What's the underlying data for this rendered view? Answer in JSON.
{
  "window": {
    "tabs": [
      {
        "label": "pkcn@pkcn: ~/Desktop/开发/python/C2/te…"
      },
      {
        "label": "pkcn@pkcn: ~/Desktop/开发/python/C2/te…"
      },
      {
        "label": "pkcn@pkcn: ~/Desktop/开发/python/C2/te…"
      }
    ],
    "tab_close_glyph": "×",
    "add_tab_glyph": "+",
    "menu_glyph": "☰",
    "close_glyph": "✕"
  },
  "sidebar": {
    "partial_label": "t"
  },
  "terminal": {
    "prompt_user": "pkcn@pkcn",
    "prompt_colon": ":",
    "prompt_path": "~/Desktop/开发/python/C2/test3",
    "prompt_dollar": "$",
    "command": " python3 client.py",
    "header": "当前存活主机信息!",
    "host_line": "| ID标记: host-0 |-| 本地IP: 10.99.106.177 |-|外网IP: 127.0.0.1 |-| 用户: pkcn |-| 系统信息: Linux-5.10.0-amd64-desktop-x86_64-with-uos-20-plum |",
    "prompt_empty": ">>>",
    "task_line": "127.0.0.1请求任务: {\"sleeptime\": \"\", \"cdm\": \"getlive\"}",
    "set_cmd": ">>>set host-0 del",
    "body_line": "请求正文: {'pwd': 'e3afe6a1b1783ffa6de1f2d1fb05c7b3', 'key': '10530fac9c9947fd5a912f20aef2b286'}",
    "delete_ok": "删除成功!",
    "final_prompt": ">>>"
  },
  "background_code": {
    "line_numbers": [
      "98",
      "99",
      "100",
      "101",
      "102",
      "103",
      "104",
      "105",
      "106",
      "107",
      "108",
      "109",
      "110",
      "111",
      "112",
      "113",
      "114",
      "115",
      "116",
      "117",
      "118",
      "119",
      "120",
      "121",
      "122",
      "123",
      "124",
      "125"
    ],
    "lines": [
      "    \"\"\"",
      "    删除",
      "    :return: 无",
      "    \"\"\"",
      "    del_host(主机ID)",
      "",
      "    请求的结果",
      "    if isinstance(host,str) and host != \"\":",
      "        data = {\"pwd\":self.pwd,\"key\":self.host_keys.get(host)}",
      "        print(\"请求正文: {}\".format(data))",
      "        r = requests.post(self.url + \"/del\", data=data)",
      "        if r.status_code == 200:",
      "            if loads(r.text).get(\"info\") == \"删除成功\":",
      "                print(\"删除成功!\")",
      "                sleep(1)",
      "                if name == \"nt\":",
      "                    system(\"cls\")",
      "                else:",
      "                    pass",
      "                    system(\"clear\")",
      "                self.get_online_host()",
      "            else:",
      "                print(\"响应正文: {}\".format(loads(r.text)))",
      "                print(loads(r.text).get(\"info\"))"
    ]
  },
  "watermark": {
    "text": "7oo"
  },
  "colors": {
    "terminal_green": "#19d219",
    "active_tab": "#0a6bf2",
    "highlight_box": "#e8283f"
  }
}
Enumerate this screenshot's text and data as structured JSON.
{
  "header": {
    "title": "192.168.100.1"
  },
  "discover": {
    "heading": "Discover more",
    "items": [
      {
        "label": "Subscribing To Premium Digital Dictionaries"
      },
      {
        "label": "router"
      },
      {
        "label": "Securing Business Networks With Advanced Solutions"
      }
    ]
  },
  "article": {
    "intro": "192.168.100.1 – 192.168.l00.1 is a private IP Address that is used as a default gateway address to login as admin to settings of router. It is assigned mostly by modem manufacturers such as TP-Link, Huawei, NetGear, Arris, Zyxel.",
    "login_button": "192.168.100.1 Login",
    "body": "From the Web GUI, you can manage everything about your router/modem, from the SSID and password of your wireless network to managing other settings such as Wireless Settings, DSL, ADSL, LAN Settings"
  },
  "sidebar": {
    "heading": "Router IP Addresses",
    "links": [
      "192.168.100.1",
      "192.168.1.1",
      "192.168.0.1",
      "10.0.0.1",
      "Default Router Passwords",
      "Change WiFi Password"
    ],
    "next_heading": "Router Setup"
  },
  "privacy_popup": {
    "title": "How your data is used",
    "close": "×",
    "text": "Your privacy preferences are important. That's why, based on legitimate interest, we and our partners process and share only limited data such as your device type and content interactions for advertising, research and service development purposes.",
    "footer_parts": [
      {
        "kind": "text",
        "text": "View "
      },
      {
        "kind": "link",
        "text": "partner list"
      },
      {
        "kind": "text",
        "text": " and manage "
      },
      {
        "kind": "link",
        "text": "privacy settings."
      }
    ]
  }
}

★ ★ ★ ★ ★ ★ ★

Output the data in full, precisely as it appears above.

What's the underlying data for this rendered view? Answer in JSON.
{
  "window": {
    "tabs": [
      {
        "label": "pkcn@pkcn: ~/Desktop/开发/python/C2/te…"
      },
      {
        "label": "pkcn@pkcn: ~/Desktop/开发/python/C2/te…"
      },
      {
        "label": "pkcn@pkcn: ~/Desktop/开发/python/C2/te…"
      }
    ],
    "tab_close_glyph": "×",
    "add_tab_glyph": "+",
    "menu_glyph": "☰",
    "close_glyph": "✕"
  },
  "sidebar": {
    "partial_label": "t"
  },
  "terminal": {
    "prompt_user": "pkcn@pkcn",
    "prompt_colon": ":",
    "prompt_path": "~/Desktop/开发/python/C2/test3",
    "prompt_dollar": "$",
    "command": " python3 client.py",
    "header": "当前存活主机信息!",
    "host_line": "| ID标记: host-0 |-| 本地IP: 10.99.106.177 |-|外网IP: 127.0.0.1 |-| 用户: pkcn |-| 系统信息: Linux-5.10.0-amd64-desktop-x86_64-with-uos-20-plum |",
    "prompt_empty": ">>>",
    "task_line": "127.0.0.1请求任务: {\"sleeptime\": \"\", \"cdm\": \"getlive\"}",
    "set_cmd": ">>>set host-0 del",
    "body_line": "请求正文: {'pwd': 'e3afe6a1b1783ffa6de1f2d1fb05c7b3', 'key': '10530fac9c9947fd5a912f20aef2b286'}",
    "delete_ok": "删除成功!",
    "final_prompt": ">>>"
  },
  "background_code": {
    "line_numbers": [
      "98",
      "99",
      "100",
      "101",
      "102",
      "103",
      "104",
      "105",
      "106",
      "107",
      "108",
      "109",
      "110",
      "111",
      "112",
      "113",
      "114",
      "115",
      "116",
      "117",
      "118",
      "119",
      "120",
      "121",
      "122",
      "123",
      "124",
      "125"
    ],
    "lines": [
      "    \"\"\"",
      "    删除",
      "    :return: 无",
      "    \"\"\"",
      "    del_host(主机ID)",
      "",
      "    请求的结果",
      "    if isinstance(host,str) and host != \"\":",
      "        data = {\"pwd\":self.pwd,\"key\":self.host_keys.get(host)}",
      "        print(\"请求正文: {}\".format(data))",
      "        r = requests.post(self.url + \"/del\", data=data)",
      "        if r.status_code == 200:",
      "            if loads(r.text).get(\"info\") == \"删除成功\":",
      "                print(\"删除成功!\")",
      "                sleep(1)",
      "                if name == \"nt\":",
      "                    system(\"cls\")",
      "                else:",
      "                    pass",
      "                    system(\"clear\")",
      "                self.get_online_host()",
      "            else:",
      "                print(\"响应正文: {}\".format(loads(r.text)))",
      "                print(loads(r.text).get(\"info\"))"
    ]
  },
  "watermark": {
    "text": "7oo"
  },
  "colors": {
    "terminal_green": "#19d219",
    "active_tab": "#0a6bf2",
    "highlight_box": "#e8283f"
  }
}
Enumerate this screenshot's text and data as structured JSON.
{
  "header": {
    "title": "192.168.100.1"
  },
  "discover": {
    "heading": "Discover more",
    "items": [
      {
        "label": "Subscribing To Premium Digital Dictionaries"
      },
      {
        "label": "router"
      },
      {
        "label": "Securing Business Networks With Advanced Solutions"
      }
    ]
  },
  "article": {
    "intro": "192.168.100.1 – 192.168.l00.1 is a private IP Address that is used as a default gateway address to login as admin to settings of router. It is assigned mostly by modem manufacturers such as TP-Link, Huawei, NetGear, Arris, Zyxel.",
    "login_button": "192.168.100.1 Login",
    "body": "From the Web GUI, you can manage everything about your router/modem, from the SSID and password of your wireless network to managing other settings such as Wireless Settings, DSL, ADSL, LAN Settings"
  },
  "sidebar": {
    "heading": "Router IP Addresses",
    "links": [
      "192.168.100.1",
      "192.168.1.1",
      "192.168.0.1",
      "10.0.0.1",
      "Default Router Passwords",
      "Change WiFi Password"
    ],
    "next_heading": "Router Setup"
  },
  "privacy_popup": {
    "title": "How your data is used",
    "close": "×",
    "text": "Your privacy preferences are important. That's why, based on legitimate interest, we and our partners process and share only limited data such as your device type and content interactions for advertising, research and service development purposes.",
    "footer_parts": [
      {
        "kind": "text",
        "text": "View "
      },
      {
        "kind": "link",
        "text": "partner list"
      },
      {
        "kind": "text",
        "text": " and manage "
      },
      {
        "kind": "link",
        "text": "privacy settings."
      }
    ]
  }
}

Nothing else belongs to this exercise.